The further I get into vision therapy, the more obvious it becomes for both me and my vision therapist that, like the rest of my life, the biggest hurdle for my vision is that I find it hard to just relax! This has become more and more apparent with each therapy task we add, and it’s no wonder that my functional vision issue “divergence insufficiency,” meaning “not moving my eyes apart enough,” is also known as “convergence excess,” meaning “bringing my eyes close together too much.” Whenever I’m unable to focus on something, my eyes’ habit is to crunch in tighter to try and fix it. But this is the opposite of what I need to do! So the most common word in our sessions has become “relax,” followed closely by “are you breathing?” Because usually I’m trying to hard and not doing either of those things.

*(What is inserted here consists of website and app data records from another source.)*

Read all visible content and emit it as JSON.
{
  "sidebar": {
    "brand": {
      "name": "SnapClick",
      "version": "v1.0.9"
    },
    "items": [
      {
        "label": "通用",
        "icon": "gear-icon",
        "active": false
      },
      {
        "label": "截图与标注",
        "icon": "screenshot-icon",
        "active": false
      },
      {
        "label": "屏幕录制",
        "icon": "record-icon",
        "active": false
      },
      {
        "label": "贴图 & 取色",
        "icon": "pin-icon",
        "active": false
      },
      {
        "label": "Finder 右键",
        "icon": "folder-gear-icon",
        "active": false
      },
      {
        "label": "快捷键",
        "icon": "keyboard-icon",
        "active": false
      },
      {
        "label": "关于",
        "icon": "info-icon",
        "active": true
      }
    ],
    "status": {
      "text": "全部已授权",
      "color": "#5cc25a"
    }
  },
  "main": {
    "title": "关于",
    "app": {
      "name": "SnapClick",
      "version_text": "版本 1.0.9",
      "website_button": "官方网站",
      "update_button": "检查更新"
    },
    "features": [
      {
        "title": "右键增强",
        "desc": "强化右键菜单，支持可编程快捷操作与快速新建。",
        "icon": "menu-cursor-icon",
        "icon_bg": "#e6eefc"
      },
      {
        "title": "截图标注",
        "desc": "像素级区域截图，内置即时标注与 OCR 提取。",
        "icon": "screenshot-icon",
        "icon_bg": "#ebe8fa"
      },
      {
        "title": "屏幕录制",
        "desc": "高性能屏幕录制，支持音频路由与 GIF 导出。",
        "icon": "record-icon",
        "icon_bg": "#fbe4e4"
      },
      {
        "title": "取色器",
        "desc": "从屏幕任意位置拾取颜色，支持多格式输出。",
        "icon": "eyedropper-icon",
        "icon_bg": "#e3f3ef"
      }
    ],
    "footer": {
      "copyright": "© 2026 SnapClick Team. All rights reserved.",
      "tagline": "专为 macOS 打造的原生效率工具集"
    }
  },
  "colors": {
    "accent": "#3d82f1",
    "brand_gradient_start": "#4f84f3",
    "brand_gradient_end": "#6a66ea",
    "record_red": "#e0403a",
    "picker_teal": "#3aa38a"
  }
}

Time and again, I’m amazed with my vision therapist’s patience and skills. This week was no exception when she thought of trying something that, once again, made all the difference. Using the 3D TV to practice relaxing and bringing my eyes apart is now something we do regularly, and we had tried an activity several times that included a picture in the center of the screen and one number each above, below, and to either side of it. I’d selected a sleepy-looking dinosaur to help me remember to relax my vision, but that didn’t help as much as I’d hoped. More often than not, when I selected which number I thought was jumping off the screen in three dimensions, the program responded with a “wrong answer sound.” It was getting more than a little frustrating. No matter how hard (or not hard) I tried, they all kept looking exactly the same, or the one that looked different actually wasn’t. I was at a loss.
My vision therapist came to the rescue, like always, and suggested we try something new. This activity was the same idea–find 1 image out of 4 that was 3-dimensional–but this time I was looking at a big, boring square made of random dots. Kids doing this activity might have had a harder time with no dinosaur to help them out, but for me it was like a breath of fresh air! With all the extra odds and ends removed from my visual task, I was forced to stop TRYING to see and JUST SEE! I could barely contain my joy at selecting the right answer over and over. I was finally really seeing it, plain in front of my eyes. The smaller square to the top, bottom, left, or right leaped out at me each time, up to 8 diopters apart. Our goal is 13, so I’m nearly there!
I never thought I’d be excited to look at a fuzzy square but something that seems so dull is ending up being a ticket to visual success. I can’t wait to spend more time staring at its boring blueness and continuing to see even better without trying so hard!
Could you or your child be struggling with an undiagnosed vision problem? Locate a Doctor near you to schedule a comprehensive exam and find out if vision therapy can help!